A few years ago, I restored a home in Kansas City, Kansas. It was built in 1920 and was lost by its previous owners to a HUD foreclosure. One of the problems we faced with the old house was the wiring. It had the classic knob and tube wiring to go with it’s classic architecture. We didn’t have a giant budget for the home, so we had to leave some of the knob and tube in place. With plaster over lathe walls, if you’re going to rewire, you have to contend with how to handle the wiring without making a royal mess of the walls. If the walls are shot, that’s great, you’re going down to the studs anyway. But, if you’re going to save your walls then you need to find another way to rewire, unless you don’t mind a lot of patching of your plasterwork. I don’t know about most people, but when I fix a plastered wall, you know it’s not original equipment.
While we were remodeling the KC house, we considered using chains to drop wiring through the attic into the stud bays on the second floor. We could have also fished wiring up from the basement into the lower level walls. But with limited time and limited budget, we decided to leave the old wiring that was working fine intact and only address the wiring in the newer portions of the house that we were drastically remodeled. I must say the building codes KCK at the time seemed to be a rather “liberal” and the inspectors never brought up. While we did the remodeling several years ago, I must admit that leaving the knob and tube wiring in place has often crossed my mind. I find myself asking was a good decision?
At the time were remodeling the house, I often consulted books on old houses including, George Nash’s Renovating Old Houses (a great book, by the way). There are a variety of different opinions on knob and tube wiring, however several people said if it works, it works. Of course, the problem is it’s virtually impossible to track down a short in knob and tube wiring since the hot and common leads don’t run together. But in our old house, the old wiring was fine and functional, and the new wiring that was handling the greater loads was all up to modern standards. Hopefully the house hasn’t burned down in the meantime.
As an old house enthusiast and a dedicated do it yourselfer, I still rely on books and websites to help me improve my skills.
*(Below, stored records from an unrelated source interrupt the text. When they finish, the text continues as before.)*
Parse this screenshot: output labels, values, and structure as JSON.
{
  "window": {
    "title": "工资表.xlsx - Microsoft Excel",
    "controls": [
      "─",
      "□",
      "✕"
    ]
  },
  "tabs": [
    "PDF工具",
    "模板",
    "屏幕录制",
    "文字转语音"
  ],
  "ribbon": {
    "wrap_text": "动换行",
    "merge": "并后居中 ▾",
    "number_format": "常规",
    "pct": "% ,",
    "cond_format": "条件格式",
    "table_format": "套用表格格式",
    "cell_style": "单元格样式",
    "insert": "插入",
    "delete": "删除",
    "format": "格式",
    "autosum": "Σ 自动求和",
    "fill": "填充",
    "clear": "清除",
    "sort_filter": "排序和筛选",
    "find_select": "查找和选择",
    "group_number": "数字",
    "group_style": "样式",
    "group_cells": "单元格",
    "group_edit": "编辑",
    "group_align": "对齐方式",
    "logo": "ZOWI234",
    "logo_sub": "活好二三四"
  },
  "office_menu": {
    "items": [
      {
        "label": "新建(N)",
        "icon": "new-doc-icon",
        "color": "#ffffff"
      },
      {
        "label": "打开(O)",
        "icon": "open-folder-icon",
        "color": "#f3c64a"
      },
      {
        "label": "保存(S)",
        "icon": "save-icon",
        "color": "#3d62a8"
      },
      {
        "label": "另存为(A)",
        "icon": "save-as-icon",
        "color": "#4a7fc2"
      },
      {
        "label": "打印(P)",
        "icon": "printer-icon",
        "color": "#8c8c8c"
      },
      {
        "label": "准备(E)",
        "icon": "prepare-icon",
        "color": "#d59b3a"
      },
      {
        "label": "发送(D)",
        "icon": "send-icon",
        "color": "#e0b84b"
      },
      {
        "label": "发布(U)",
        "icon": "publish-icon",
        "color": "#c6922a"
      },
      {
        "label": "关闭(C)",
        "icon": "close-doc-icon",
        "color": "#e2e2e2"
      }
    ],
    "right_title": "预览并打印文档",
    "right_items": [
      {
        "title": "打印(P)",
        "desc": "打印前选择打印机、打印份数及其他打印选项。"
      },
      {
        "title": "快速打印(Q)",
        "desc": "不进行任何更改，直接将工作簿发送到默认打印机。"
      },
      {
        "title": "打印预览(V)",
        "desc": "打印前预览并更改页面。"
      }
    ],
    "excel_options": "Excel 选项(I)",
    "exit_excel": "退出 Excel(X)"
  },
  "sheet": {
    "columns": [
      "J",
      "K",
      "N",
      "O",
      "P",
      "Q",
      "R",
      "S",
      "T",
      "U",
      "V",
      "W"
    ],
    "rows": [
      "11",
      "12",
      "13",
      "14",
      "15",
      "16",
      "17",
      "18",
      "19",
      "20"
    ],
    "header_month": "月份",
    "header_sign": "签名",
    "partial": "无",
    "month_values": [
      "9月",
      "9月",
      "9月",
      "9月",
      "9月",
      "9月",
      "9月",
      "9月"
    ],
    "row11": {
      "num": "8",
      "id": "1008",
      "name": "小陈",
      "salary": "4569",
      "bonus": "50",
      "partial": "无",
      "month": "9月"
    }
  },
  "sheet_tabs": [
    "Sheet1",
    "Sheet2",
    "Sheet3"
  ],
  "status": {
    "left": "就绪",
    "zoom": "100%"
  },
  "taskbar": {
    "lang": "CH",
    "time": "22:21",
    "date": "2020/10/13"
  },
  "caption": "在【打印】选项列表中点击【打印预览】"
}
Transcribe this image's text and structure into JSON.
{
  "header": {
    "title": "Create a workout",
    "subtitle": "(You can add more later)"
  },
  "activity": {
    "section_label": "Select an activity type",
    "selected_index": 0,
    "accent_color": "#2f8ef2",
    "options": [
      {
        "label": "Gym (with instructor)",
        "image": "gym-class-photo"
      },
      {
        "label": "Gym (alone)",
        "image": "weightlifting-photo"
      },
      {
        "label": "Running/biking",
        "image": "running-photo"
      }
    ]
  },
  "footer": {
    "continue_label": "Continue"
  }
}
One of the websites I follow is Fine Homebuilding. And, I subscribed to their daily e-mail tips. Recently I received a tip that addresses the problems of rewiring an old house without disturbing the plasterwork. It’s actually a simple concept that is similar to Cove Mould wiring, although it’s not visible outside the walls.
It’s actually a clever idea that hides the wiring behind the baseboard and protects it underneath a metal covering so can’t be accidentally penetrated by a finishing nail (or the cable Guy). With this tip, he simply runs the wiring below the finish plaster in a gap that sits behind the baseboard and in the corners he puts a fairly severe bend in the wire to accommodate the change of direction. It seems like a good idea to me. While, I’m no expert I can recognize a good idea when I see one. Here’s the link to the tip from Fine Homebuilding. Good luck with your old house.
This looks potentially really helpful. Thank you! You would still run the wires to your receptacles within the walls, I’m imagining, right?
Hi Marta- sorry to be so slow to respond. Works been a little crazy as we wrap up summer business. You’re right about getting the wiring up to the receptacles in their standard locations. Once you can get the wire into the empty stud cavity, it’s business as usual. Hopefully, you don’t have to tangle with lots of old insulation. Fortunately (sorta), most old houses don’t seem to have any insulation. Old work receptacle boxes work great on even most plaster walls.